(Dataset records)
◆ ◆ ◆

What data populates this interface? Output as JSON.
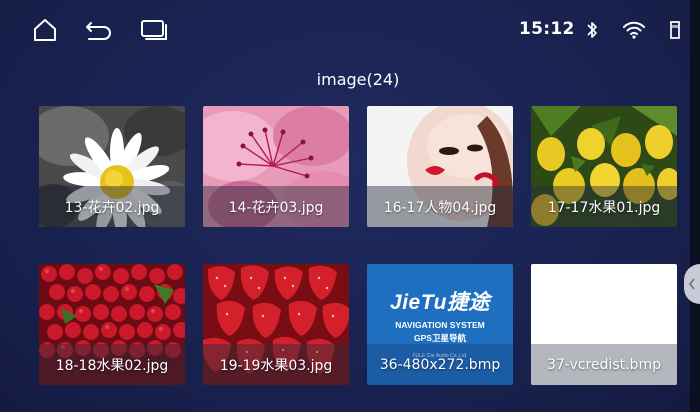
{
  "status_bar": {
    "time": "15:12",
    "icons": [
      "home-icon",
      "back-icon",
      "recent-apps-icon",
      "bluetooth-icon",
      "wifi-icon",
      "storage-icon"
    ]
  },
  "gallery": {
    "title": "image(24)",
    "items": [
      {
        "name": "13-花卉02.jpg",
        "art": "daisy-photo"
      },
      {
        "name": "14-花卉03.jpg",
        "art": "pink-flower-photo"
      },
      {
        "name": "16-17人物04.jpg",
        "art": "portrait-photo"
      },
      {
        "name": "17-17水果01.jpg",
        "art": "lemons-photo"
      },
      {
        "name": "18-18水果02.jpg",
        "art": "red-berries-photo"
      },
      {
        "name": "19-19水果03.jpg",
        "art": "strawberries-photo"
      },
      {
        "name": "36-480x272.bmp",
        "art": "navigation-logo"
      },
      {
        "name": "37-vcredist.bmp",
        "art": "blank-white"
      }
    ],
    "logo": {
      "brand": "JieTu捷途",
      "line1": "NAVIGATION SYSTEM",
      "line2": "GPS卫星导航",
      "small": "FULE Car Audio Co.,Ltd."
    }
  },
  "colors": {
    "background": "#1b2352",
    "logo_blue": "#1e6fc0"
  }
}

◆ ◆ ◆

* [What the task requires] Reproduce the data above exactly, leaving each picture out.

* [Exercise response]
What data populates this interface? Output as JSON.
{
  "status_bar": {
    "time": "15:12",
    "icons": [
      "home-icon",
      "back-icon",
      "recent-apps-icon",
      "bluetooth-icon",
      "wifi-icon",
      "storage-icon"
    ]
  },
  "gallery": {
    "title": "image(24)",
    "items": [
      {
        "name": "13-花卉02.jpg",
        "art": "daisy-photo"
      },
      {
        "name": "14-花卉03.jpg",
        "art": "pink-flower-photo"
      },
      {
        "name": "16-17人物04.jpg",
        "art": "portrait-photo"
      },
      {
        "name": "17-17水果01.jpg",
        "art": "lemons-photo"
      },
      {
        "name": "18-18水果02.jpg",
        "art": "red-berries-photo"
      },
      {
        "name": "19-19水果03.jpg",
        "art": "strawberries-photo"
      },
      {
        "name": "36-480x272.bmp",
        "art": "navigation-logo"
      },
      {
        "name": "37-vcredist.bmp",
        "art": "blank-white"
      }
    ],
    "logo": {
      "brand": "JieTu捷途",
      "line1": "NAVIGATION SYSTEM",
      "line2": "GPS卫星导航",
      "small": "FULE Car Audio Co.,Ltd."
    }
  },
  "colors": {
    "background": "#1b2352",
    "logo_blue": "#1e6fc0"
  }
}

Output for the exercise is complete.